Recent quotes:

Truman syndrome and the Internet

“Think back a few hundred years,” Joel Gold says. “The idea of walking into Times Square would have been crazy-making to absolutely anyone. For most of human history, there weren’t strangers bumping into you. You lived in a place where there were fifty people, and you knew all of them intimately.” Now such collisions are constant: a smartphone is a Times Square that we carry around in our pocket. “If living in New York City is a risk factor of psychosis, then why not the Internet?” Gold continues. “We’re not saying, ‘Don’t let your children surf the Web—they will be psychotic.’ We are saying, ‘This is something we should think about.’ ” Just as Times Square is a diversion for some people and a stressful place for others, the cyclopic camera above a laptop’s screen might, for a certain type of person, become a source of corrosive unease.

So-called 'synthetic marijuana' linked to serious health problems

SCBs are often sold as safe alternatives to marijuana that, because of their chemical structures, will not be discovered through standard drug screenings. This feature makes them popular among groups who want to elude detection, such as adolescents and military personnel. SCBs are also more potent than ?9-THC; "these are highly efficacious drugs; they tend to activate the CB1 receptor to a greater degree than we can ever get to with THC from marijuana," says William E. Fantegrossi, a behavioral pharmacologist at UAMS. As a result, some users turn to them to achieve a more intense high. A range of both acute and long-term adverse effects of SCB use are reported in clinical case studies, including seizures and convulsions, kidney injury, cardiotoxicity, strokes, anxiety, and psychosis in susceptible individuals, as well as tolerance, withdrawal, and dependence. Twenty deaths have also been linked to SCB use.
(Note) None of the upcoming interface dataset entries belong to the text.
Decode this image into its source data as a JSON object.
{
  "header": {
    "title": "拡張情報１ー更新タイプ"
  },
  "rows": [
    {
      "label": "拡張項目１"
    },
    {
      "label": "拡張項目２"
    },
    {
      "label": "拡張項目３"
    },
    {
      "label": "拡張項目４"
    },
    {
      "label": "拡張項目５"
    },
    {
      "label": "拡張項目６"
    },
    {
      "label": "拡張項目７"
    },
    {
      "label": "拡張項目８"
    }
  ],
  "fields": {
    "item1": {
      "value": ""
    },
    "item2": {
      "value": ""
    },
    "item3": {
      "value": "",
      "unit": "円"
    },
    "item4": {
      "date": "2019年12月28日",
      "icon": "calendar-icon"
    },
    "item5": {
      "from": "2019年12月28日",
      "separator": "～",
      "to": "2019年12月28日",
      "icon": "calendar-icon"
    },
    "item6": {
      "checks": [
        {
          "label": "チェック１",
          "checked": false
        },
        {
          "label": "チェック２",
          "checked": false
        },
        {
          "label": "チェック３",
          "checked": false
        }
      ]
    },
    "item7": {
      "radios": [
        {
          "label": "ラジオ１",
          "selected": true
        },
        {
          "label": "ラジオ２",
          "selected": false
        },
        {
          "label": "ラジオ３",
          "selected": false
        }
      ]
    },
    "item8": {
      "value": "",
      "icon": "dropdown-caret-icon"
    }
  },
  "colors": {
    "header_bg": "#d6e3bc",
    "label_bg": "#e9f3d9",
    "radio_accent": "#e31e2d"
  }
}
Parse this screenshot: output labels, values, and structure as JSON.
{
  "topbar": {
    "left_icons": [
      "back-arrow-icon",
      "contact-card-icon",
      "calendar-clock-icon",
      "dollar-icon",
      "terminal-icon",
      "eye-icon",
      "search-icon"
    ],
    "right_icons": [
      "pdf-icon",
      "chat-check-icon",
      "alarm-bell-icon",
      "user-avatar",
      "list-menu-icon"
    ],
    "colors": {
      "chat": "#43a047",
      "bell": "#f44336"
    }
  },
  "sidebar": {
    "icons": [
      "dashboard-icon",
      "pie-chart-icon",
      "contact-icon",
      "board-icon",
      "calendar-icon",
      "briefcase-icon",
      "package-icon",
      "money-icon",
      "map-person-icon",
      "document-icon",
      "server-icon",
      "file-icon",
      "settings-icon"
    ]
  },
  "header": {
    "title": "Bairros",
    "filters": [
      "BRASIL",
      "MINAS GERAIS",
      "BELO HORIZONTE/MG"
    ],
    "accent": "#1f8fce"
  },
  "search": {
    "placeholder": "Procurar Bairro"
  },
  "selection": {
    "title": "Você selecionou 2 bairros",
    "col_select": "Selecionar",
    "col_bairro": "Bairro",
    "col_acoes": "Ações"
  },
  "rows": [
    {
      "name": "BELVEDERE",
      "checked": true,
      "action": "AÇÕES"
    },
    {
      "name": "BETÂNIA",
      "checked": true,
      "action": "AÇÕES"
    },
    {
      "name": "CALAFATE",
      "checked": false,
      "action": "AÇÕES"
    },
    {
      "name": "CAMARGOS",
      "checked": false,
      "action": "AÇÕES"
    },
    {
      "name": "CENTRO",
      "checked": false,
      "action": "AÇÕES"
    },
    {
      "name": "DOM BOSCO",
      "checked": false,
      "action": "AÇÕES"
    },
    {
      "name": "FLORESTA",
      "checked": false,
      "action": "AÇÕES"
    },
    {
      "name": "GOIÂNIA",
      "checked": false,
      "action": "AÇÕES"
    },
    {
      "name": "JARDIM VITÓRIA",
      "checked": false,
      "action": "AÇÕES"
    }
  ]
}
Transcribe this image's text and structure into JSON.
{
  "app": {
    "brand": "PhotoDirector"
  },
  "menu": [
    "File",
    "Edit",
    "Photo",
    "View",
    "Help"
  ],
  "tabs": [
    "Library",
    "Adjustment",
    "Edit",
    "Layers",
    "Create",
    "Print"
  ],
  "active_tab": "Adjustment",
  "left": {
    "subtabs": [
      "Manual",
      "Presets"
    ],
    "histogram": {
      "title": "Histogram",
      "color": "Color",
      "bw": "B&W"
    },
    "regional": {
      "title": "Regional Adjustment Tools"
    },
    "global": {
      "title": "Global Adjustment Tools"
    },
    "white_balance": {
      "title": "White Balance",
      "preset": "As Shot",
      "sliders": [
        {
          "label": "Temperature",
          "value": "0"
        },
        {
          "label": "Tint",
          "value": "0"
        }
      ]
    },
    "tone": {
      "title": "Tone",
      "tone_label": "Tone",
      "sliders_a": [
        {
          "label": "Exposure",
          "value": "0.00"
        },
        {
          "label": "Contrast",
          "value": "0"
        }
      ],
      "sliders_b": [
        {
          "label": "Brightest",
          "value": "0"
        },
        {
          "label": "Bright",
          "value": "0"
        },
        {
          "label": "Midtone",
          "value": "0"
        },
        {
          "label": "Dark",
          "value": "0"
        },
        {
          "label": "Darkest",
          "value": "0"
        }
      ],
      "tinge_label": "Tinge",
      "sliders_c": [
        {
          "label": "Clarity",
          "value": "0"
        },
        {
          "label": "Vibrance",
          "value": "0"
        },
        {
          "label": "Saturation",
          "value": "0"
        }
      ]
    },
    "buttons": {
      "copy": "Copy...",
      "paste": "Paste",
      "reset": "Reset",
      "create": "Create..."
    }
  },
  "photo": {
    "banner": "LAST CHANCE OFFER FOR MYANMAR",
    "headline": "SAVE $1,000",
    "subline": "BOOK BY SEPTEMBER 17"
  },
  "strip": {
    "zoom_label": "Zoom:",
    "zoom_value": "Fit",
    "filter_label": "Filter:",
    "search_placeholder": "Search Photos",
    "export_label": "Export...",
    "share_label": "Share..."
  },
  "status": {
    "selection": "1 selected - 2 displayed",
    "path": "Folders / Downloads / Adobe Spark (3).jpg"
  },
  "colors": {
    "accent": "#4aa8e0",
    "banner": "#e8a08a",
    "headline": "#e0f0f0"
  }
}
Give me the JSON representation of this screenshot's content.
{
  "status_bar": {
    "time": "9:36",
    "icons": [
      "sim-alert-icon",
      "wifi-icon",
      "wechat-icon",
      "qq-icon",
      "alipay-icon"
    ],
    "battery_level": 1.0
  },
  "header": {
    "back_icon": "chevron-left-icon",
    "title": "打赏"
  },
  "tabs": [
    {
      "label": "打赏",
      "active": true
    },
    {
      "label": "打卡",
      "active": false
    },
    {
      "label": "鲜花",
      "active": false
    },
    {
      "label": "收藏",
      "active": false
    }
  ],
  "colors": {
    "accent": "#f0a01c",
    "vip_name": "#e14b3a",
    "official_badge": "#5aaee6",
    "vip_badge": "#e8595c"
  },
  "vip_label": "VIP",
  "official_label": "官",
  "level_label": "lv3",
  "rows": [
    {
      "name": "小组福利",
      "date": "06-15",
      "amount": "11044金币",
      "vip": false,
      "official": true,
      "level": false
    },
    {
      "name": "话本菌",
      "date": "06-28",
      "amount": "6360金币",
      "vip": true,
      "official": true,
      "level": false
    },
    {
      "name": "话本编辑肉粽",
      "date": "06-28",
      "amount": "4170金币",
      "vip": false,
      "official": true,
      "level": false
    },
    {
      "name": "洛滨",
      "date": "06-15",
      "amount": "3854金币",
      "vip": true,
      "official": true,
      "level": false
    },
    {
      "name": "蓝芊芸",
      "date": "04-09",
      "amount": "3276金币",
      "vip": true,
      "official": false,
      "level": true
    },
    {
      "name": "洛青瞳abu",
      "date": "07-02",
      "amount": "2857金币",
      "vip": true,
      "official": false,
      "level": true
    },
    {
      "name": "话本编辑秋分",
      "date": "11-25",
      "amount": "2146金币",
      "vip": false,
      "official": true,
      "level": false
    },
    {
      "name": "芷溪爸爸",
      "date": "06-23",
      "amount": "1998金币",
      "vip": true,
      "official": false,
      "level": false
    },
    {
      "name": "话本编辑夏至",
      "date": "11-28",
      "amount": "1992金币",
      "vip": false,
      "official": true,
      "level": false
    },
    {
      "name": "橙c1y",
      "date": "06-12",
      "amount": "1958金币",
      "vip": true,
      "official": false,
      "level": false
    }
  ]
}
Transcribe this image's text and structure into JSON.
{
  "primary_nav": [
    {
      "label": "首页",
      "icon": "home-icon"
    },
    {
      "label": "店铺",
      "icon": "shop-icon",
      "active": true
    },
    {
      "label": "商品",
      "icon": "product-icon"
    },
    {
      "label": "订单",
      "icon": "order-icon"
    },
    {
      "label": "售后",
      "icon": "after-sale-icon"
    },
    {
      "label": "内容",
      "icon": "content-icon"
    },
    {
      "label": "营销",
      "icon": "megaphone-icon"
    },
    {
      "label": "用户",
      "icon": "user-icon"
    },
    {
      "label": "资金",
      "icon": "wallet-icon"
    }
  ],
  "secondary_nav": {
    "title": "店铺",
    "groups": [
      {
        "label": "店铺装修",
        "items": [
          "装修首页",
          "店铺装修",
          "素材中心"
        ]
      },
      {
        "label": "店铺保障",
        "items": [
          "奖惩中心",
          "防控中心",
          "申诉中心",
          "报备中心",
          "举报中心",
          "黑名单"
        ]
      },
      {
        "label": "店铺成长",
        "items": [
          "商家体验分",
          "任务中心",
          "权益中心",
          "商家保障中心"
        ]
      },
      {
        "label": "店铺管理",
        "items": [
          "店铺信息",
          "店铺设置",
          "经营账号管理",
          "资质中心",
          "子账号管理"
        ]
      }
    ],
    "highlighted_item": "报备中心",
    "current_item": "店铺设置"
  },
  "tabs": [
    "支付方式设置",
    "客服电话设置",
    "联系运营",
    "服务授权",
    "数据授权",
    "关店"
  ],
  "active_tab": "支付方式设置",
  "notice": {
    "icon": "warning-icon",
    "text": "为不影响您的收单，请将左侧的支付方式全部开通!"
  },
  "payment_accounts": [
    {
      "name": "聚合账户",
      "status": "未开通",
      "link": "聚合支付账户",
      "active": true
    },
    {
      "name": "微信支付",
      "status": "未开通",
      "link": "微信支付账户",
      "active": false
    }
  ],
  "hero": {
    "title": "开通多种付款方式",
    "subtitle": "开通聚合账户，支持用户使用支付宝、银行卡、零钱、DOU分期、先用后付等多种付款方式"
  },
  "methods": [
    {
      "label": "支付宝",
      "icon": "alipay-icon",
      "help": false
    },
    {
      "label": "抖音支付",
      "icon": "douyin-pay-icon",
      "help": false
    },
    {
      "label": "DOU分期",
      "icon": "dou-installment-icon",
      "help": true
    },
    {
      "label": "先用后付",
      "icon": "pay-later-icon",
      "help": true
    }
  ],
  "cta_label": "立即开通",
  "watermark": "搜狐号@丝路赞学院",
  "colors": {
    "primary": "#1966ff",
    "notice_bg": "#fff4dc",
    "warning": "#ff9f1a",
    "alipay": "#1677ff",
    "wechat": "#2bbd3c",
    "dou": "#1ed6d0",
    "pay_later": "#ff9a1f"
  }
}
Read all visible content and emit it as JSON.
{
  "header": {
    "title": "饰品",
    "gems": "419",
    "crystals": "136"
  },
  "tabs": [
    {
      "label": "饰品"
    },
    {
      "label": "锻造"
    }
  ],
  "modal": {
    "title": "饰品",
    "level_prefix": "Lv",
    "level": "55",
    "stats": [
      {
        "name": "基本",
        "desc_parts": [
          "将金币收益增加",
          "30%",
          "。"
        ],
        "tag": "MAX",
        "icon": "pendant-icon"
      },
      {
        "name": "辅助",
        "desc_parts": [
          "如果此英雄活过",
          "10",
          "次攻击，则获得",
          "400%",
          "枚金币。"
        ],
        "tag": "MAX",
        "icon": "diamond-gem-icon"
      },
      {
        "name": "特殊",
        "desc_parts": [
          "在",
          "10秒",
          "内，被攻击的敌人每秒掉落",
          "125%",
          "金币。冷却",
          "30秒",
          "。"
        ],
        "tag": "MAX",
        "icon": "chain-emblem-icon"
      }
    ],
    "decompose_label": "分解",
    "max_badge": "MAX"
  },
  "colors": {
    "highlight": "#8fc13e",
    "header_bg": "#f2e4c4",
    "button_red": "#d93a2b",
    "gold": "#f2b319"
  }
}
CBT creates lasting changes in connectivity, drugs do not

In the original study, participants underwent fMRI imaging to assess the brain’s response to images of faces expressing different emotions, before and after six months of CBT. Participants were already taking medication when they took part in the study, and so were compared to a group receiving medication only. The group receiving medication only did not show any increases in connectivity, suggesting that the effects on brain connections could be attributed to the CBT. For the new study, the health of 15 of the 22 participants who received CBT was tracked for eight years through their medical records. They were also sent a questionnaire at the end of this period to assess their level of recovery and wellbeing. The results show that increases in connectivity between several brain regions – most importantly the amygdala (the brain’s threat centre) and the frontal lobes (which are involved in thinking and reasoning) – are associated with long-term recovery from psychosis. This is the first time that changes in the brain associated with CBT have been shown to be associated with long-term recovery in people with psychosis.

Oxytocin, diabetes and mental health

OT system dysfunction may be one common mechanism underlying MetS and psychotic disorders.

Talking therapy changes the brain's wiring, study reveals for first time -- ScienceDaily

CBT -- a specific type of talking therapy -- involves people changing the way they think about and respond to their thoughts and experiences. For individuals experiencing psychotic symptoms, common in schizophrenia and a number of other psychiatric disorders, the therapy involves learning to think differently about unusual experiences, such as distressing beliefs that others are out to get them. CBT also involves developing strategies to reduce distress and improve wellbeing. The findings, published in the journal Translational Psychiatry, follow the same researchers' previous work which showed that people with psychosis who received CBT displayed strengthened connections between key regions of the brain involved in processing social threat accurately. The new results show for the first time that these changes continue to have an impact years later on people's long-term recovery.

Sleep Deprivation Mimics Psychosis

"A single night of sleep deprivation may not at first seem like a particularly drastic intervention, and can for instance occur with students out partying or people working through the night; therefore, we were surprised to see such statistically significant increases in self-ratings of all 3 dimensions of schizophrenia ― thought disorder, perceptual aberrations, and negative symptoms."